= Beginning of Section =

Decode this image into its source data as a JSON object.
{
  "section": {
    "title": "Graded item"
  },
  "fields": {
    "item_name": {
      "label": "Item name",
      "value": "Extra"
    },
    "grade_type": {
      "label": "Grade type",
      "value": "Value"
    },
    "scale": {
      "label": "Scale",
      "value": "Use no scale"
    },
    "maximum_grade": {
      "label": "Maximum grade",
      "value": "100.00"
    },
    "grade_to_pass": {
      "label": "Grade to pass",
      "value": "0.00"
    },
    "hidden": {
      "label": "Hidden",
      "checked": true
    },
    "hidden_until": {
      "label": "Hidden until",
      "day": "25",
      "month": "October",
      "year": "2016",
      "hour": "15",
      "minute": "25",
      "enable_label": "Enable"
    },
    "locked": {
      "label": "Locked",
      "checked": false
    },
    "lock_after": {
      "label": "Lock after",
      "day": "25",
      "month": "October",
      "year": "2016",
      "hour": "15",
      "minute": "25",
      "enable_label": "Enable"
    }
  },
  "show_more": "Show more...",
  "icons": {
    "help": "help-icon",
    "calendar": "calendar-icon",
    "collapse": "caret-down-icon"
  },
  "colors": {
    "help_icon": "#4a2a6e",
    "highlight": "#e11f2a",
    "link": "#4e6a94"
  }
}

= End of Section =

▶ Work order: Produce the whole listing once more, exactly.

▶ Result:
Decode this image into its source data as a JSON object.
{
  "section": {
    "title": "Graded item"
  },
  "fields": {
    "item_name": {
      "label": "Item name",
      "value": "Extra"
    },
    "grade_type": {
      "label": "Grade type",
      "value": "Value"
    },
    "scale": {
      "label": "Scale",
      "value": "Use no scale"
    },
    "maximum_grade": {
      "label": "Maximum grade",
      "value": "100.00"
    },
    "grade_to_pass": {
      "label": "Grade to pass",
      "value": "0.00"
    },
    "hidden": {
      "label": "Hidden",
      "checked": true
    },
    "hidden_until": {
      "label": "Hidden until",
      "day": "25",
      "month": "October",
      "year": "2016",
      "hour": "15",
      "minute": "25",
      "enable_label": "Enable"
    },
    "locked": {
      "label": "Locked",
      "checked": false
    },
    "lock_after": {
      "label": "Lock after",
      "day": "25",
      "month": "October",
      "year": "2016",
      "hour": "15",
      "minute": "25",
      "enable_label": "Enable"
    }
  },
  "show_more": "Show more...",
  "icons": {
    "help": "help-icon",
    "calendar": "calendar-icon",
    "collapse": "caret-down-icon"
  },
  "colors": {
    "help_icon": "#4a2a6e",
    "highlight": "#e11f2a",
    "link": "#4e6a94"
  }
}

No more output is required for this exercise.